Climate FAQs: Climate FAQs: Global Warming
Could global warming be beneficial?
Surface temperature warming has occurred in all seasons and over much of the globe, but not uniformly. Climate models used to project future climate indicate that the largest temperature increases will occur over land relative to oceans, with the greatest warming at high latitudes of the Northern Hemisphere during the winter and spring seasons - much like the pattern we have observed over recent decades.
Modest warming will have both positive and negative impacts. A modest increase in global temperatures could increase agricultural productivity in some areas by, for instance, lengthening the growing season.

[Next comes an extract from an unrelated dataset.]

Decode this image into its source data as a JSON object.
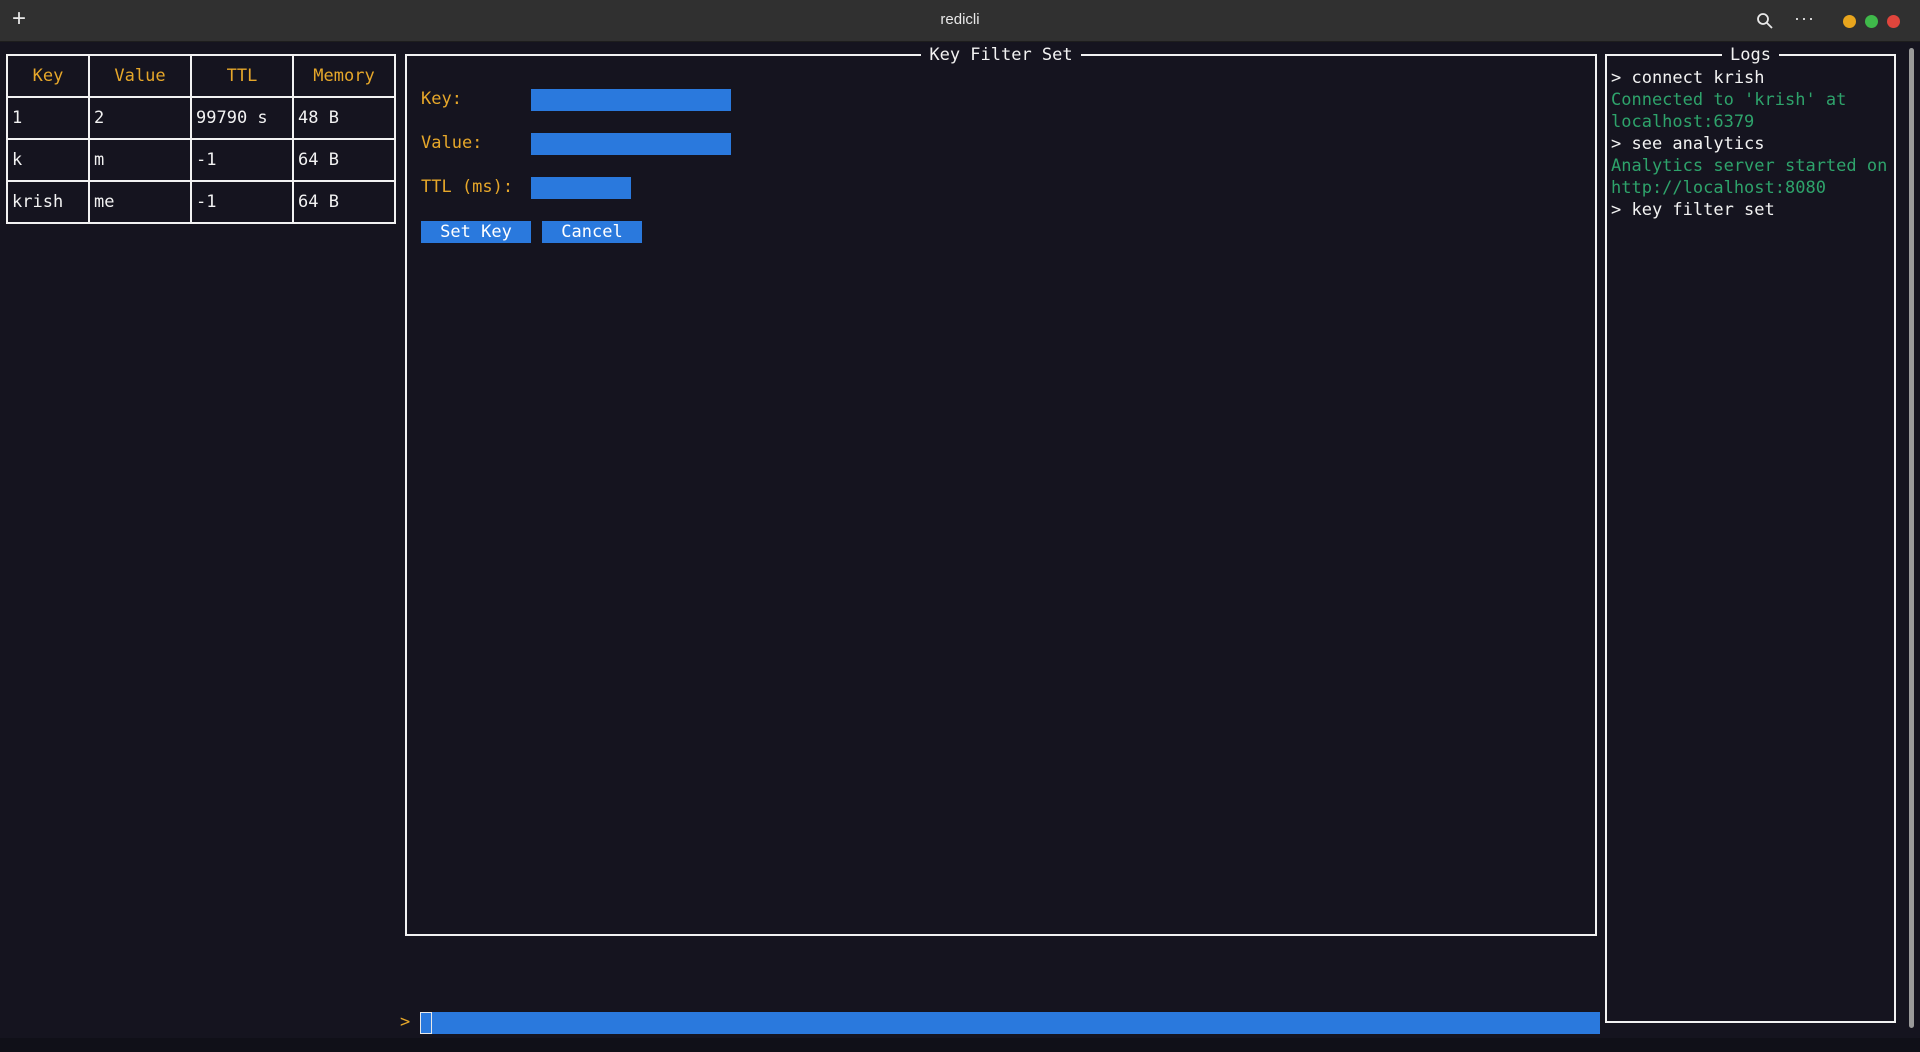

But in high latitude regions, where the warming is expected to be greatest, there is already strong evidence to suggest the current warming is having strong negative impacts, such as severe coastal erosion due to retreating sea ice, increasing sea level, and thawing of coastal permafrost. The thawing of tundra is having negative impacts on buildings, roads, and industry. Higher global sea levels associated with warmer ocean temperatures mean that storm surges associated with hurricanes will be more destructive. Moreover, the rate of future warming as projected exceeds anything seen in nature in the past 10,000 years.